Allmon, Warren D.1
(1) Paleontological Research Institution, Ithaca, NY
ABSTRACT: Sealevel, Climate, and the Causes of Marine Biological Diversity
Changes in sea level and climate (temperature) are two of the most frequent and,
presumably, two of the most biologically significant long-term changes experienced by
benthic marine faunas, and they have been pointed to frequently as important causes of
evolutionary change. Yet we know very little about how evolution -- especially the origin
of new species -- actually works during such environmental perturbations. This represents
a major gap in our understanding of the long-term connection between environment and
evolution. More explicit models of the relationship of species origin to environmental
disturbance can contribute to addressing this problem.
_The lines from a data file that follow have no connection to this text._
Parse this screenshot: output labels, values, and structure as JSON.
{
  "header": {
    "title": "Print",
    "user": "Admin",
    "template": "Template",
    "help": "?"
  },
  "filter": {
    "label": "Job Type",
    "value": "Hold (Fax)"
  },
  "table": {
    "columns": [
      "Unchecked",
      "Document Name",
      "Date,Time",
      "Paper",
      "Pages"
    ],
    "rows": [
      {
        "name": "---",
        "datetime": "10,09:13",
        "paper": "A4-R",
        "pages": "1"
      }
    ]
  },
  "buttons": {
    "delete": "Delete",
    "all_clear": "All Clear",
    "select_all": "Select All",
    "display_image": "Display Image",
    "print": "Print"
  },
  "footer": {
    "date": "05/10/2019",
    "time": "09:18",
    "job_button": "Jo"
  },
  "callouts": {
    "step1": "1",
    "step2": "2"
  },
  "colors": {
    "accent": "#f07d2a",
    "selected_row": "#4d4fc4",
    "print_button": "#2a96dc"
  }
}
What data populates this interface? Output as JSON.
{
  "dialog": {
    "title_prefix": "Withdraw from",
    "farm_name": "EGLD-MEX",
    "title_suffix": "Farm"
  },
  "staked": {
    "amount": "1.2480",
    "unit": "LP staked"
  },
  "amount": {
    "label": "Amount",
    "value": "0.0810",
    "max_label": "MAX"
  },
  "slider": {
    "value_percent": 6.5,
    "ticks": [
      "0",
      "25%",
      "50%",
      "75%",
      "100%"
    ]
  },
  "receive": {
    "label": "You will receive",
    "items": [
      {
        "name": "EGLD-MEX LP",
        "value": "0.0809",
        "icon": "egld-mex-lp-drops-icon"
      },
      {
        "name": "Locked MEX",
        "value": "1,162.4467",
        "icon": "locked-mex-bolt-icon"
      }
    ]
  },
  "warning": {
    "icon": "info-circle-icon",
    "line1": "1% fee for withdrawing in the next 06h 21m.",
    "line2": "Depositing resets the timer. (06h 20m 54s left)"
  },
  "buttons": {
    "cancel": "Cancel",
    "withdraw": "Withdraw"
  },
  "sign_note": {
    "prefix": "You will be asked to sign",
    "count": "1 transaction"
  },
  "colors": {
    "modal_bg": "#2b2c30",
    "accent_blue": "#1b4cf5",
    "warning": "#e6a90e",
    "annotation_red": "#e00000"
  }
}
The fossil record of Cenozoic mollusks on the Gulf and Atlantic coastal plains of the U.S. is among the most studied in the world, and includes frequent changes in sea level and temperature. Turritellid gastropods are one of the most diverse and abundant components of this record. Preliminary analysis of an emerging database of coastal plain Cenozoic turritellid species suggests that new generalizations about the connection between environmental and evolutionary change can be derived from examination of individual clade histories compared to fluctuations in temperature and sea level. (Changes in nutrients also likely played a role in this system, but paleoenvironmental data are currently inadequate to fully explore this.) This system may offer a model for analysis of other shallow marine benthic communities in the geological record.
AAPG Search and Discovery Article #90026©2004 AAPG Annual Meeting, Dallas, Texas, April 18-21, 2004